The US Department of Energy on April 25 released its preliminary estimate for the nation's carbon emissions in the previous year. While falling far short of the kind of drop needed to meet the Paris Agreement goals, a dip in emissions was recorded—almost entirely due to changes in the electric power sector. US carbon emissions have been trending downward since 2007, when they peaked at about six gigatonnes. The COVID-19 pandemic produced a dramatic drop in emissions in 2020, bringing the yearly total to below five gigatonnes for the first time since before 1990, when DoE monitoring began. Carbon dioxide releases rose after the return to "normalcy"; 2023 marked the first post-pandemic decline, with emissions again below five gigatonnes.

China: activist filmmaker faces prison

Police in China have charged Chen Pin Lin, director of documentary Not the Foreign Force, with "picking quarrels and provoking trouble," according to Chinese human rights monitors Weiquanwang and Civil Rights & Livelihood Watch. The charge, an offense under Article 293 of China's Criminal Act, has been widely criticized for its elusive definition and use against dissidents and human rights defenders.

Gaza humanitarian response: 'convenient illusion'

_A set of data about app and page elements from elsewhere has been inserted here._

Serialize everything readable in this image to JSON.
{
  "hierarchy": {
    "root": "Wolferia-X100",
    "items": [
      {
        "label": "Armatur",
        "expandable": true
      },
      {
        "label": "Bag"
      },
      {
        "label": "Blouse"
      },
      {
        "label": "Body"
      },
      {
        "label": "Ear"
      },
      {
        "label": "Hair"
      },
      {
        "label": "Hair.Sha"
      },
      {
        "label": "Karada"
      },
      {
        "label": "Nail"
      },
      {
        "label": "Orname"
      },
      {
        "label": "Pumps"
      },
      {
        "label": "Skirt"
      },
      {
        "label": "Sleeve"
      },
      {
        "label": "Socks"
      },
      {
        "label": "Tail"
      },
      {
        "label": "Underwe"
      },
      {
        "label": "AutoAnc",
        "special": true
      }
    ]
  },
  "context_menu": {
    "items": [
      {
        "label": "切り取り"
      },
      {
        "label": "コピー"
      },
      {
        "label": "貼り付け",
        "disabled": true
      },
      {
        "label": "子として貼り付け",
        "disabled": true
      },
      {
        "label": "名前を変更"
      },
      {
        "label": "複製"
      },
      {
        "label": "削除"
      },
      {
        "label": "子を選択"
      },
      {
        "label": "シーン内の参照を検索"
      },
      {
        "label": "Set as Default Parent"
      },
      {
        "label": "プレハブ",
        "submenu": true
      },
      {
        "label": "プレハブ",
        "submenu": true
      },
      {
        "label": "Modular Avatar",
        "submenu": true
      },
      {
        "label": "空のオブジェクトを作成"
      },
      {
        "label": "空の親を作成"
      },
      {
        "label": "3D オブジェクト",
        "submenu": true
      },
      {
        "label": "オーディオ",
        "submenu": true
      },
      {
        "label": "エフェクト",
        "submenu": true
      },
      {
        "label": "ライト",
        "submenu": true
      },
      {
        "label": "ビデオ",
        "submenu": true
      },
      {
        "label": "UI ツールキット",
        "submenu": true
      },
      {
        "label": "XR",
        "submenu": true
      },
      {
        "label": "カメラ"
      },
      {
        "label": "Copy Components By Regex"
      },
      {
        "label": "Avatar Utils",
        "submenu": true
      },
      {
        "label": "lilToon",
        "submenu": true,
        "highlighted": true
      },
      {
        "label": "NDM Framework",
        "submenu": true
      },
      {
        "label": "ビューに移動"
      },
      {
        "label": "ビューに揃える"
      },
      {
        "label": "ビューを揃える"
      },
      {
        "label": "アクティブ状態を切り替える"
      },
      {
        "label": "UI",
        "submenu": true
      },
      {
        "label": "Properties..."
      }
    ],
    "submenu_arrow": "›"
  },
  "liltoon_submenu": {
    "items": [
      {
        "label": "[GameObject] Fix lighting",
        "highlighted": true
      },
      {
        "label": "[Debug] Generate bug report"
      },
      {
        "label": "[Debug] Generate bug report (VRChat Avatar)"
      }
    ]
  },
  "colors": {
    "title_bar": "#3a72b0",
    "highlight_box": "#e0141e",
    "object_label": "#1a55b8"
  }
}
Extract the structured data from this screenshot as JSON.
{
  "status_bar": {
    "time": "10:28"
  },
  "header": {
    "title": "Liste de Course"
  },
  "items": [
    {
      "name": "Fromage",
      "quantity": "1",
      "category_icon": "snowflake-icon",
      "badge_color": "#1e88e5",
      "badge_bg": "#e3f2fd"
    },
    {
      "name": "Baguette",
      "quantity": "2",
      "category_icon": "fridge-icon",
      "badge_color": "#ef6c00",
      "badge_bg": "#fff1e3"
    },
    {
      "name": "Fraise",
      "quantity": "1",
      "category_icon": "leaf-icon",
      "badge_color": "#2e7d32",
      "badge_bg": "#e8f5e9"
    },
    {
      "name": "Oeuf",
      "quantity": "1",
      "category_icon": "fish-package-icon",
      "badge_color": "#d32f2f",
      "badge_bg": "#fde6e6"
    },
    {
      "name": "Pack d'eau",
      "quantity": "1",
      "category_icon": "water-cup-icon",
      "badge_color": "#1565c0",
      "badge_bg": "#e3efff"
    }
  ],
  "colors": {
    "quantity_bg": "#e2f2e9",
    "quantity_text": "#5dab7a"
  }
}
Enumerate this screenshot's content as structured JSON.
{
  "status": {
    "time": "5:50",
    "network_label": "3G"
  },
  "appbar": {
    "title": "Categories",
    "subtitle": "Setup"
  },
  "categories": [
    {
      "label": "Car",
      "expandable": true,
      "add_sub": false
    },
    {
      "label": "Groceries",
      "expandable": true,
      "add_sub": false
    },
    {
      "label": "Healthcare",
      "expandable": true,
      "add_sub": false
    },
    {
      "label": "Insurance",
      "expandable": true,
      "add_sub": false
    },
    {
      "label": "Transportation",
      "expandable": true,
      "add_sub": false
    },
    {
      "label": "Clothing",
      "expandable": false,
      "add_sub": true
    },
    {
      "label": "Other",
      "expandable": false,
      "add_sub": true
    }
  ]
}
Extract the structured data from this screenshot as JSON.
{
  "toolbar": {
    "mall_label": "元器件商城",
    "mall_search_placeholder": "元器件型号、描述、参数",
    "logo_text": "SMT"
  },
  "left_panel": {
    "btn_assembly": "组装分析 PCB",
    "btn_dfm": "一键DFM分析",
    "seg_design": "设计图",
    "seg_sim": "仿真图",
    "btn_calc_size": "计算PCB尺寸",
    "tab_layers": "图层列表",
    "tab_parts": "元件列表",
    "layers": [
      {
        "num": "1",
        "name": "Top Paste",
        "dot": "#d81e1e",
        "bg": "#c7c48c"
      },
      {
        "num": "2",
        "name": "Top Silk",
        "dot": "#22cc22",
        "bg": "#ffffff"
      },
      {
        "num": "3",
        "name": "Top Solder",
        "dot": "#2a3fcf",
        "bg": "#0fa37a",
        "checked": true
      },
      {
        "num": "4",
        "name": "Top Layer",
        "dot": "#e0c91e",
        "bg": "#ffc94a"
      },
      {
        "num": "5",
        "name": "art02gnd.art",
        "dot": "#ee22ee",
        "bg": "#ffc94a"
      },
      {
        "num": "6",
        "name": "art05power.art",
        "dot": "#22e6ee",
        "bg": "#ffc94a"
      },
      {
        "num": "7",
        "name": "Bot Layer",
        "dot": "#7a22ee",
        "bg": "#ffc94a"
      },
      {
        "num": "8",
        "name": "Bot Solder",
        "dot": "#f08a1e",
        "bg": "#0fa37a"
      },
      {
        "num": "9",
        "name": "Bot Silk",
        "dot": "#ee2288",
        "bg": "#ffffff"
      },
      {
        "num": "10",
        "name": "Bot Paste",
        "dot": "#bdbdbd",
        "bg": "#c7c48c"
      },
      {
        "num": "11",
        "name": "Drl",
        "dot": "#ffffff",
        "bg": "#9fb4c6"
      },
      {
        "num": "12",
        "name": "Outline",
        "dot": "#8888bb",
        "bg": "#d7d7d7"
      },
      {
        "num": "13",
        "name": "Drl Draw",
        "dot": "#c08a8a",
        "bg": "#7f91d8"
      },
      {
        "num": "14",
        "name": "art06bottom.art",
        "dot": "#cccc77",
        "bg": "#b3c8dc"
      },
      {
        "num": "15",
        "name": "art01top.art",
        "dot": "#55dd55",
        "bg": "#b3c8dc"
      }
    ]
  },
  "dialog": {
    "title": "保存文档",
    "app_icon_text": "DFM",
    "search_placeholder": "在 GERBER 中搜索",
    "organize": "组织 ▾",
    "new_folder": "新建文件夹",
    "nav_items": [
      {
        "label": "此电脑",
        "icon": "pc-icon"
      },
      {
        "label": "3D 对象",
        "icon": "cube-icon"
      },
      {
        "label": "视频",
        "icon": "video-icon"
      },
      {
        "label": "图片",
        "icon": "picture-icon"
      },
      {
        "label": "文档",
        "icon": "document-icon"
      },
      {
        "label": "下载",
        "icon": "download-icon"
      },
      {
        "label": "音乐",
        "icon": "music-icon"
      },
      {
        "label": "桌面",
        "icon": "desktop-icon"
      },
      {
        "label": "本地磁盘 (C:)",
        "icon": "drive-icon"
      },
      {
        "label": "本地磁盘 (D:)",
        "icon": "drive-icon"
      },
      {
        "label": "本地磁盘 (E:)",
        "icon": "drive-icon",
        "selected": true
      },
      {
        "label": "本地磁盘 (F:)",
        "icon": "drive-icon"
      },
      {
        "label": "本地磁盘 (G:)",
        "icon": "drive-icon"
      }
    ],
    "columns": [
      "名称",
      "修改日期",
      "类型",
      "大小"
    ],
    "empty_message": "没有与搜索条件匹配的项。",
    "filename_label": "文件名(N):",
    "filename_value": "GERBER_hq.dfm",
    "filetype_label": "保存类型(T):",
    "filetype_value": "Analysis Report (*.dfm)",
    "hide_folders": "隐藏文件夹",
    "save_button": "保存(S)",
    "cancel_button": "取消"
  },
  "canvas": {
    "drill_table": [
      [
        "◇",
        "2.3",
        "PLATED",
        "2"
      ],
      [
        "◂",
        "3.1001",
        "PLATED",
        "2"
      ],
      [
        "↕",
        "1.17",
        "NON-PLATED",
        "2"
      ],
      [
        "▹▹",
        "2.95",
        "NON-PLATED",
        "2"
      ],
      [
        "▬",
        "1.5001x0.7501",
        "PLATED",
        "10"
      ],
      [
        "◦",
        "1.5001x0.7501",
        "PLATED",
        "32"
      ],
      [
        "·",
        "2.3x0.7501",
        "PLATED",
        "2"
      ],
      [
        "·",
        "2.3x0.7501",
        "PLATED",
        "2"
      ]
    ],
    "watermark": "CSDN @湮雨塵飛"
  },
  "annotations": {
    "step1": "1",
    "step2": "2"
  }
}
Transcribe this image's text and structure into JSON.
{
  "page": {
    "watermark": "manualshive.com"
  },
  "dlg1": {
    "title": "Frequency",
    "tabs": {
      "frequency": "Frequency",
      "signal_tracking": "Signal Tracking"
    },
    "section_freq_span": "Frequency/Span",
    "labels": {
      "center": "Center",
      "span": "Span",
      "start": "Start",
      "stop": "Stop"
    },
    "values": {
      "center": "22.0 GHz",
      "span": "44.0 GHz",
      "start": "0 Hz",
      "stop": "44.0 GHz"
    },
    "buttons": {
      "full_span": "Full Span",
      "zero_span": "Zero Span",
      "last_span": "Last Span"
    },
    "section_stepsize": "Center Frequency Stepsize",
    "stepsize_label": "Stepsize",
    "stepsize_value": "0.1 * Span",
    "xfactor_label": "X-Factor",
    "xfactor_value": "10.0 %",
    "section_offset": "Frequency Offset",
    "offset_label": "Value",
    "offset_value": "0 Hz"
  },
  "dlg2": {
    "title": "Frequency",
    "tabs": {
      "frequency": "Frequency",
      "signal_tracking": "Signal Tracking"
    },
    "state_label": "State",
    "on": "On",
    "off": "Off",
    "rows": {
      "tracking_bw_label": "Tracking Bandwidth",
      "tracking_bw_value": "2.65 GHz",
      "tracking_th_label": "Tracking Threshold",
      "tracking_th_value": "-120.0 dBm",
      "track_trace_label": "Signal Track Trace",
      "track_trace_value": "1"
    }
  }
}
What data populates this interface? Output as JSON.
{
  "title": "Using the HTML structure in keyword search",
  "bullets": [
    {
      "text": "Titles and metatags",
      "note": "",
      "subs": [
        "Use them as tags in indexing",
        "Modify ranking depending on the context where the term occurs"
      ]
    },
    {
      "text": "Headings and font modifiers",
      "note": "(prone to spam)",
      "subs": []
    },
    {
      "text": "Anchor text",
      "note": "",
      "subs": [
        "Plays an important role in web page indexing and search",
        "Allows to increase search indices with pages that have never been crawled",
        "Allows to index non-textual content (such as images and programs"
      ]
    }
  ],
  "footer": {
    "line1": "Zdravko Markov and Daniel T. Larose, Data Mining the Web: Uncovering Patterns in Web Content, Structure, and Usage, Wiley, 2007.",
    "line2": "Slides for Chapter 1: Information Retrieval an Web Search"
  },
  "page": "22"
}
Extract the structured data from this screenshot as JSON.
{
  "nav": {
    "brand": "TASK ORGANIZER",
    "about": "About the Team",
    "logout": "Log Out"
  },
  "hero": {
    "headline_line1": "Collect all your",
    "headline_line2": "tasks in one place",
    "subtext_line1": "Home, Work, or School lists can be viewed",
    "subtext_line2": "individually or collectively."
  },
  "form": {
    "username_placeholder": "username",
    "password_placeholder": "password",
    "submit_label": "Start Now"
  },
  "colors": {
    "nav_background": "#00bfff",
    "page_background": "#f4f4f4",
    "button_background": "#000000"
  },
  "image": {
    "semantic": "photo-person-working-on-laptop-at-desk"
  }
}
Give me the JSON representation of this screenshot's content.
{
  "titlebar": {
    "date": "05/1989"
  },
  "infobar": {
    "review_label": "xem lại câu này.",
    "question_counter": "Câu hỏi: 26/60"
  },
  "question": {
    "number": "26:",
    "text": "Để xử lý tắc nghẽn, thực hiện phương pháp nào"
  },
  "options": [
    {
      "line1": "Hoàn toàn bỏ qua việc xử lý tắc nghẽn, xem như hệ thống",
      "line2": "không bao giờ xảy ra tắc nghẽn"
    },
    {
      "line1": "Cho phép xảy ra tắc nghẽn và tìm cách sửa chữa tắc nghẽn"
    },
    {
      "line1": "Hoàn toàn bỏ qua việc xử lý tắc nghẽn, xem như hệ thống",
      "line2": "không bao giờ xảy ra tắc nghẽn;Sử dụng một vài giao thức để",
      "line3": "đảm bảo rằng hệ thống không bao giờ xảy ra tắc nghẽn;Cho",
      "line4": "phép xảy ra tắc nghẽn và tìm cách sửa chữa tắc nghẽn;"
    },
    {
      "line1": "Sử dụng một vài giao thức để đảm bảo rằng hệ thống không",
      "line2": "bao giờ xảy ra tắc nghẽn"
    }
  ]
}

In a message delivered Feb. 22 to the UN Security Council, the head of Médecins Sans Frontières (MSF), Christopher Lockyear, said that the "illusion" of a humanitarian response in Gaza "perpetuates a narrative that this war is being waged in line with international laws." The already low volume of aid being delivered to Gaza has collapsed in recent weeks, despite Israel having been ordered by the International Court of Justice to enable the provision of humanitarian assistance. The World Food Program announced Feb. 20 that it had suspended aid deliveries to northern Gaza—where the suffering is most extreme—because of the dissolution of public order and the absense of conditions that allow for safe distributions. A new report from the Gaza Health Impact Projections Working Group estimates that, even in the best-case scenario of an immediate permanent ceasefire, there will be more than 6,500 excess deaths in Gaza over the next six months due to the catastrophic food, shelter, sanitation, and healthcare situation in the enclave. If the status quo of ongoing bombardment continues, the projections rise to between 58,200 and more than 74,000 deaths. Reports are beginning to emerge of children dying of hunger.

Thailand: southern insurgency accepts peace plan

Muslim separatists in Thailand's Deep South agreed in principle to an "improved" peace plan with the government on Feb. 7. The agreement, facilitated by Malaysia, follows years of abortive talks. The Barisan Revolusi Nasional (BRN), the main separatist organization, announced a unilateral ceasefire in 2020 in response to the COVID 19 pandemic, facilitating a new round of negotiations on greater autonomy for the region. More than 7,000 people have been killed in 20 years of intermittent fighting between government forces and separatists in the country's three southernmost provinces of Pattani, Yala and Narathiwat, whose populations are overwhelmingly Malay Muslim. (TNH)

What UNRWA funding suspensions mean for Gaza

UNRWA, the UN's agency for Palestine refugees, was plunged into crisis on Jan. 26 when Israel accused 12 of its Gaza employees of involvement in Hamas' deadly Oct. 7 attack into Israel, which touched off a devastating, now nearly four-month-long war.

2023 hottest year on record —by 'alarming' margin

The year 2023 is officially the warmest on record—overtaking 2016, the previous warmest year, by an alarming margin. According to the latest data from the European Union's Copernicus Climate Change Service, released Jan. 9, Earth was 1.48 degrees Celsius (2.66 Fahrenheit) hotter last year compared with pre-industrial levels—dangerously close to the 1.5-degree threshold set by the Paris climate deal. 2023 also marked the first year in which each day was over one degree warmer than the pre-industrial average. Temperatures over 2023 likely exceeded those of any year over the past 100,000 years, the report found. This was partially due to the year's El Niño climate phenomenon, but those impacts only began in June—and every subsequent month last year was the warmest on record for that particular month. September represented the largest climatological departure since record-keeping began over 170 years ago.

Syndicate content